learning". Many educational
opportunities arc being wasted through overcrowding and lack of facilities, and others which could be created are being postponed in favour of an academic jerrybuilding which weakens with age.
Right at the beginning. there is unnecessary duplication between the Department of Education's Leaving Certificate and the National University's Matriculation examination. The Matriculation standards arc lower, and holders of the Leaving Certificate in certain subjects may enter univertisity without ever actually sitting for the matriculation examination.
This means, or can mean, that many parents send their children to a university primarily because they can afford to. This is not inherently harmful, but even now it shows signs of degenerating into a sort of educational status symbol. This view is supported by the fact that the "fail rate" of students who never get to the end of their courses is appreciably higher than it is in Britain, where standards are higher and competition much keener.
Side by side with this there is the grave shortage of scholarships, grants, and financial aid of any kind for intelligent students whose
parents cannot afford to send them to university.
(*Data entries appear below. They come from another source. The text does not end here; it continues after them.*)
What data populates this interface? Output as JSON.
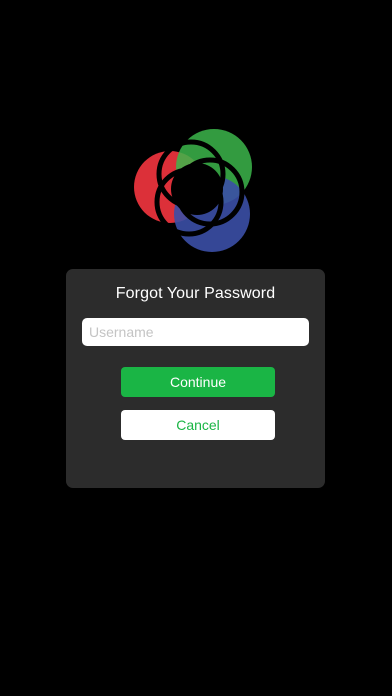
{
  "logo": {
    "icon": "overlapping-rgb-circles-logo",
    "colors": {
      "red": "#e8333c",
      "green": "#3cb64b",
      "blue": "#3b4fa6",
      "outline": "#000000"
    }
  },
  "dialog": {
    "title": "Forgot Your Password",
    "username_placeholder": "Username",
    "username_value": "",
    "continue_label": "Continue",
    "cancel_label": "Cancel"
  },
  "colors": {
    "background": "#000000",
    "card": "#2c2c2c",
    "accent": "#1ab545"
  }
}
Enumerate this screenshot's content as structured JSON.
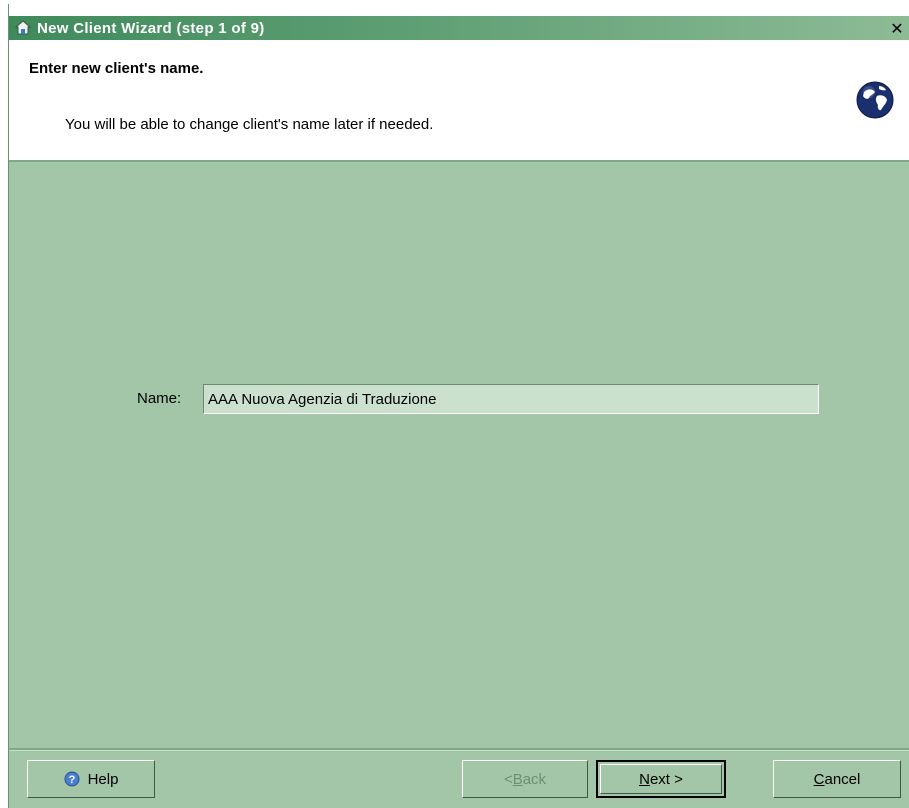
{
  "window": {
    "title": "New Client Wizard  (step 1 of 9)",
    "close_glyph": "✕"
  },
  "header": {
    "heading": "Enter new client's name.",
    "subtext": "You will be able to change client's name later if needed.",
    "icon": "globe-icon"
  },
  "form": {
    "name_label": "Name:",
    "name_value": "AAA Nuova Agenzia di Traduzione"
  },
  "buttons": {
    "help": {
      "label": "Help",
      "icon": "help-icon"
    },
    "back": {
      "label_pre": "< ",
      "mnemonic": "B",
      "label_post": "ack",
      "enabled": false
    },
    "next": {
      "mnemonic": "N",
      "label_post": "ext >"
    },
    "cancel": {
      "mnemonic": "C",
      "label_post": "ancel"
    }
  },
  "colors": {
    "panel": "#a3c6a8",
    "titlebar": "#3f8a5c",
    "input_bg": "#cbe0cd"
  }
}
In Ireland, certainly not more than 15 per cent of university students get financial help: in Britain the situation is almost ffie reverse. Available scholarships are either very big or impossibly small. Large ones are sponsored by local authorities or by the university colleges themselves, and the small ones are usually the kind but inadequate bounty of long-dead educationalists. Commercial firms have not generally seen their way to making any contribution. And some local authority scholarships are only tenable at a particular university.
In even a medium-sized Irish county, up to 300 pupils will do their "Leaving" examination, all receiye honours marks in six or more subjects, and find themselves competing, on the basis of their results, for as few as two or three scholarships. The unsuccessful ones will either have to join a family business, emigrate in search of precarious and often unskilled work, or "do the Civil Service".
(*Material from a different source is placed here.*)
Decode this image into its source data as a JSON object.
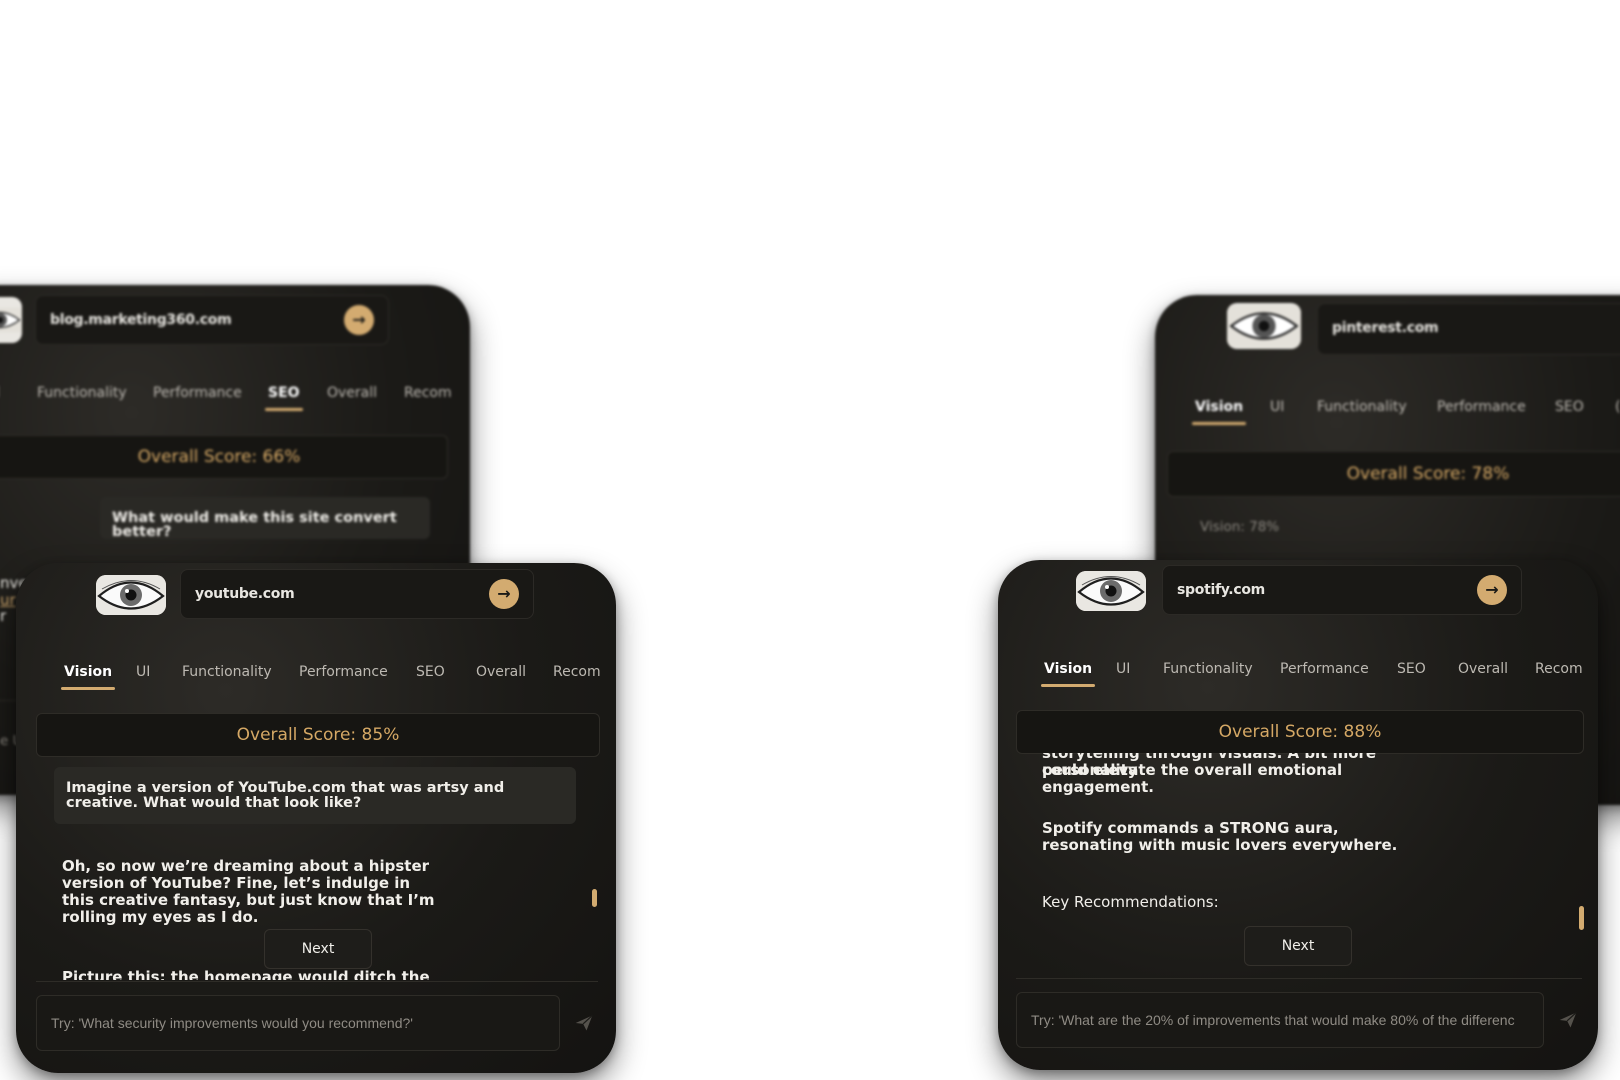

Competition for a Post Office clerkship will be as keen, and the standard almost as high, as that for a university scholarship.
That these men and women should not have been rejected by the educational system is obvious: the higher reaches of the Civil Service, and of the Government itself. are thickly populated with highly mare, capable and intelligent officials who have never had a university education. The Prime Minister, the Minister for Foreign Affairs, and the Minister for Agriculture —the three most important ministers—are notable examples of this.
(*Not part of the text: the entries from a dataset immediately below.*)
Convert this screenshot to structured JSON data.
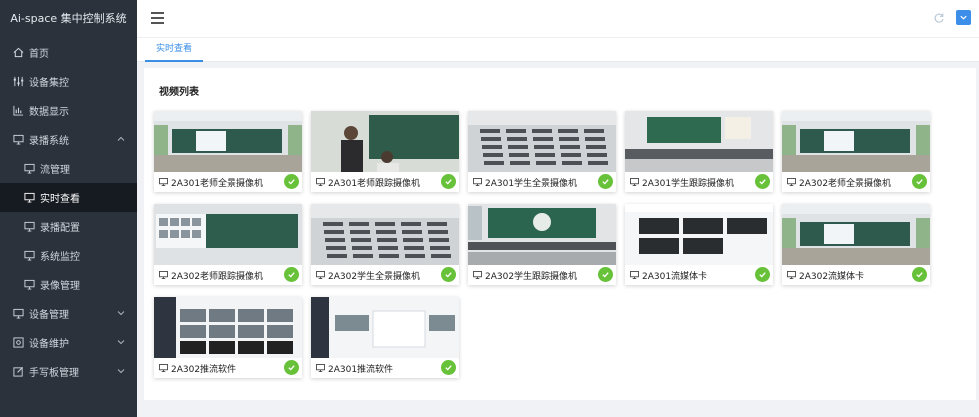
{
  "app": {
    "title": "Ai-space 集中控制系统"
  },
  "sidebar": {
    "items": [
      {
        "label": "首页",
        "icon": "home-icon",
        "level": 1
      },
      {
        "label": "设备集控",
        "icon": "sliders-icon",
        "level": 1
      },
      {
        "label": "数据显示",
        "icon": "chart-icon",
        "level": 1
      },
      {
        "label": "录播系统",
        "icon": "monitor-icon",
        "level": 1,
        "expanded": true
      },
      {
        "label": "流管理",
        "icon": "monitor-icon",
        "level": 2
      },
      {
        "label": "实时查看",
        "icon": "monitor-icon",
        "level": 2,
        "active": true
      },
      {
        "label": "录播配置",
        "icon": "monitor-icon",
        "level": 2
      },
      {
        "label": "系统监控",
        "icon": "monitor-icon",
        "level": 2
      },
      {
        "label": "录像管理",
        "icon": "monitor-icon",
        "level": 2
      },
      {
        "label": "设备管理",
        "icon": "monitor-icon",
        "level": 1,
        "expanded": false
      },
      {
        "label": "设备维护",
        "icon": "device-icon",
        "level": 1,
        "expanded": false
      },
      {
        "label": "手写板管理",
        "icon": "edit-icon",
        "level": 1,
        "expanded": false
      }
    ]
  },
  "tabs": [
    {
      "label": "实时查看",
      "active": true
    }
  ],
  "panel": {
    "title": "视频列表"
  },
  "videos": [
    {
      "label": "2A301老师全景摄像机",
      "scene": "classroom-front",
      "status": "online"
    },
    {
      "label": "2A301老师跟踪摄像机",
      "scene": "teacher-close",
      "status": "online"
    },
    {
      "label": "2A301学生全景摄像机",
      "scene": "classroom-desks",
      "status": "online"
    },
    {
      "label": "2A301学生跟踪摄像机",
      "scene": "classroom-board",
      "status": "online"
    },
    {
      "label": "2A302老师全景摄像机",
      "scene": "classroom-front",
      "status": "online"
    },
    {
      "label": "2A302老师跟踪摄像机",
      "scene": "board-screens",
      "status": "online"
    },
    {
      "label": "2A302学生全景摄像机",
      "scene": "classroom-desks",
      "status": "online"
    },
    {
      "label": "2A302学生跟踪摄像机",
      "scene": "classroom-board-logo",
      "status": "online"
    },
    {
      "label": "2A301流媒体卡",
      "scene": "software-dark",
      "status": "online"
    },
    {
      "label": "2A302流媒体卡",
      "scene": "classroom-front",
      "status": "online"
    },
    {
      "label": "2A302推流软件",
      "scene": "software-grid",
      "status": "online"
    },
    {
      "label": "2A301推流软件",
      "scene": "software-light",
      "status": "online"
    }
  ],
  "colors": {
    "sidebar": "#2b323b",
    "active_item": "#161b21",
    "accent": "#3a8ee6",
    "status_ok": "#67c23a"
  }
}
Those who do get scholarships, or whose parents cats support them during their three, four or five years at university. have to make the best they can of the chances offered to them, but are often swamped in the critical first year. At this time, the student's attitude to his work is at its most vulnerable. He usually decides, consciously or unconsciously, wheher he is out to educate himself or submit passively to a degree curse. Conditions at university should encourage him to think, to question, to air his doubts. At the moment. he is often submerged tinder sheer numbers: lectures in classes of 110 and more, and "tutorials" that often contain 20 tend to perpetuate the impression that this is just an extension of secondary school. and to make him act accordingly.
There are still too few questions asked and doubts aired. Party political societies are still not allowed. The view held by the authorities is that, if the students wish to take part in party political activities. they should do so in circumstances which make it clear that their connection with their particular college is not involved. This rule implies, in a way, that such activity is not a part of education and. even if it is a legacy